DATA SHOWN ▸
-------------------------

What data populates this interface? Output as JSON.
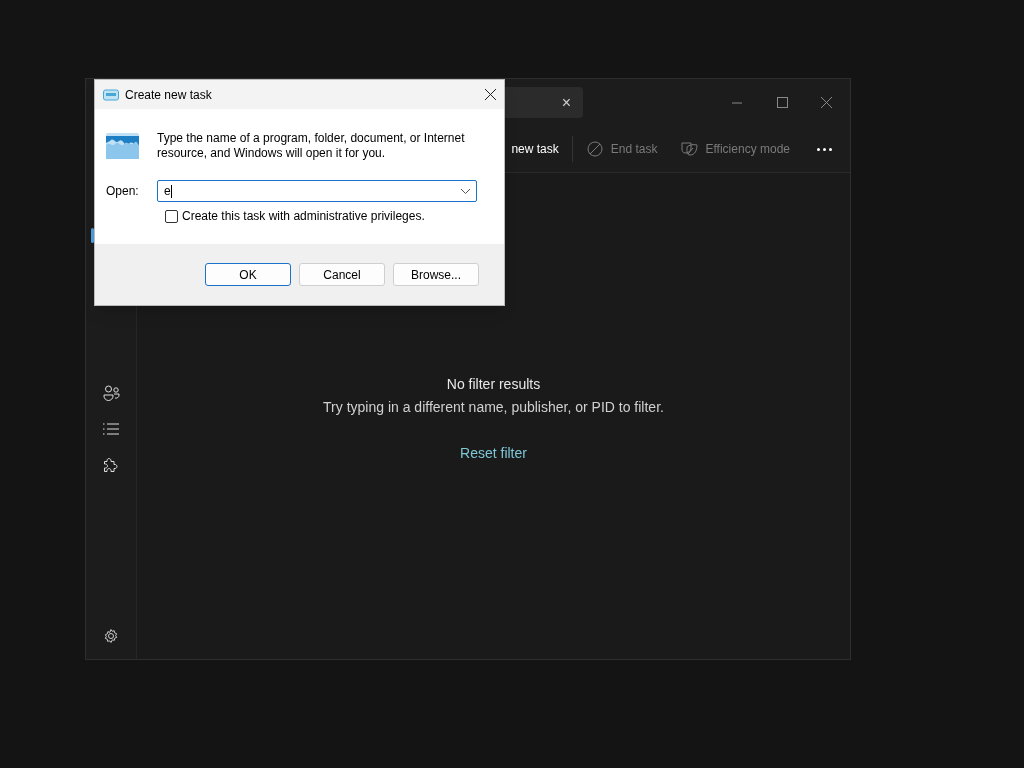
{
  "task_manager": {
    "search": {
      "clear": "×"
    },
    "toolbar": [
      {
        "label": "new task",
        "disabled": false
      },
      {
        "label": "End task",
        "disabled": true
      },
      {
        "label": "Efficiency mode",
        "disabled": true
      }
    ],
    "sidebar": [
      {
        "kind": "users"
      },
      {
        "kind": "details"
      },
      {
        "kind": "services"
      }
    ],
    "empty_state": {
      "title": "No filter results",
      "message": "Try typing in a different name, publisher, or PID to filter.",
      "link": "Reset filter"
    }
  },
  "dialog": {
    "title": "Create new task",
    "message": "Type the name of a program, folder, document, or Internet resource, and Windows will open it for you.",
    "open_label": "Open:",
    "open_value": "e",
    "admin_checkbox": {
      "label": "Create this task with administrative privileges.",
      "checked": false
    },
    "buttons": [
      {
        "label": "OK",
        "default": true
      },
      {
        "label": "Cancel",
        "default": false
      },
      {
        "label": "Browse...",
        "default": false
      }
    ]
  }
}
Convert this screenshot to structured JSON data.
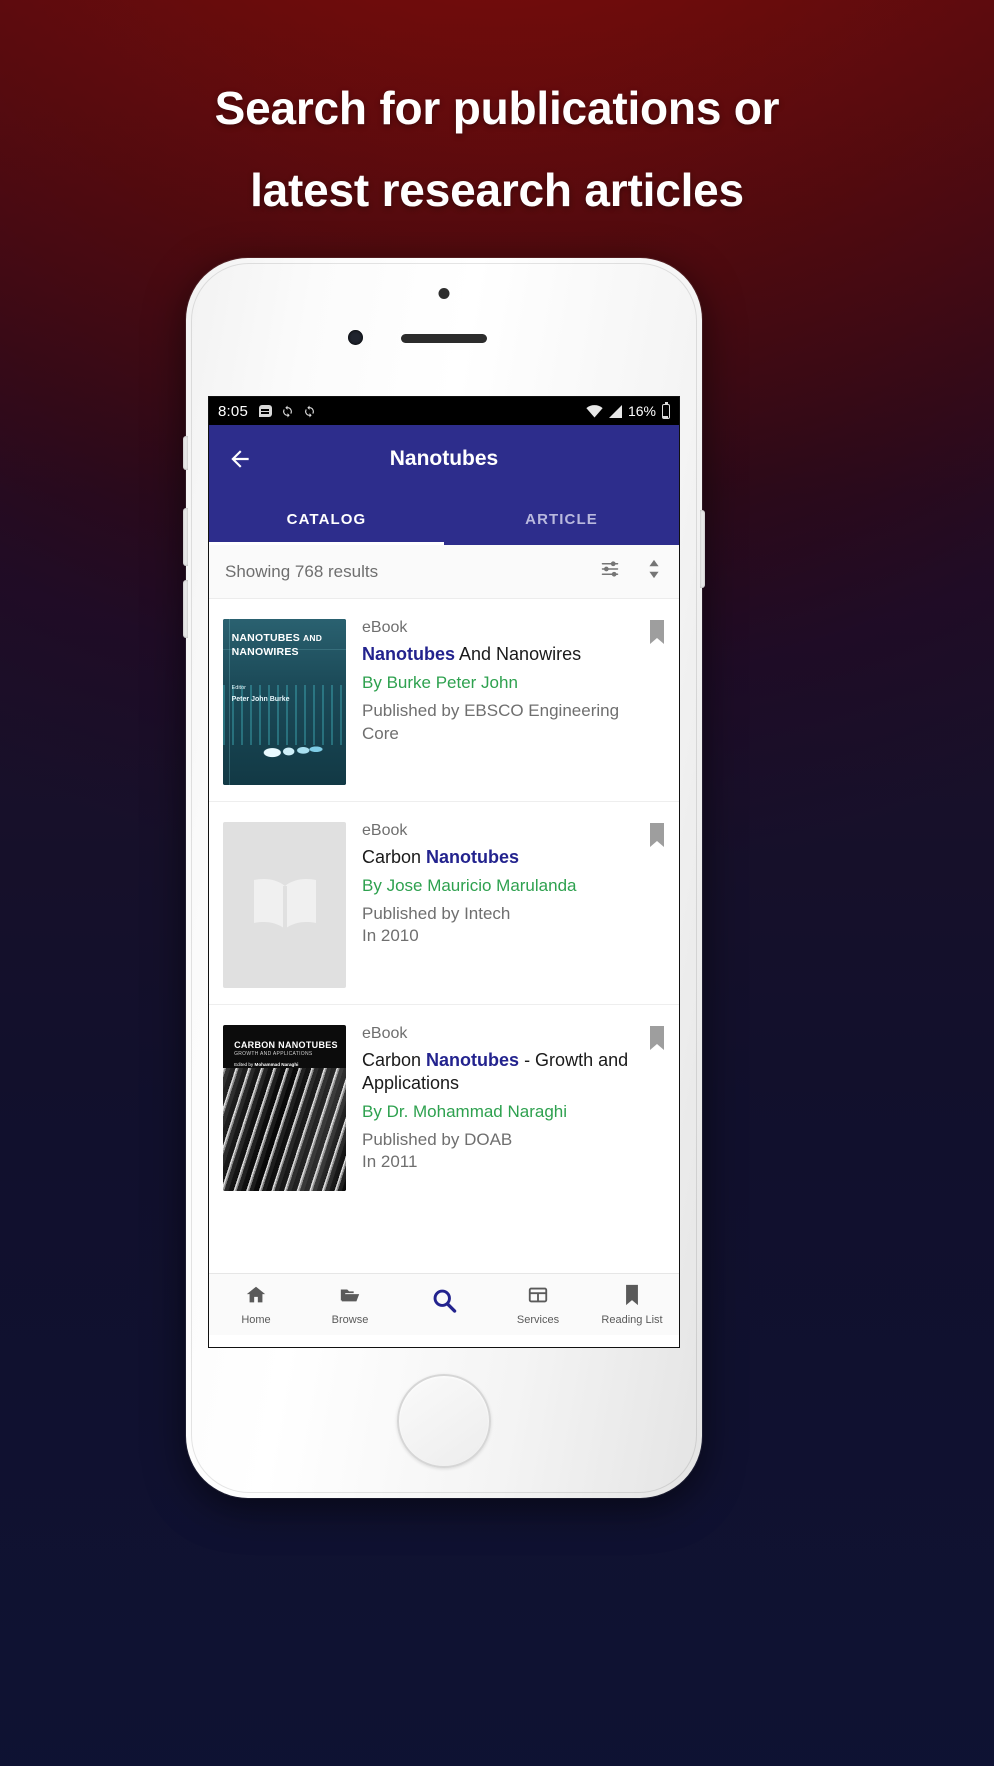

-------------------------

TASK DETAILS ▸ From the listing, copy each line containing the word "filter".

OUTPUT FOR THIS EXERCISE ▸
      "title": "No filter results",
      "message": "Try typing in a different name, publisher, or PID to filter.",
      "link": "Reset filter"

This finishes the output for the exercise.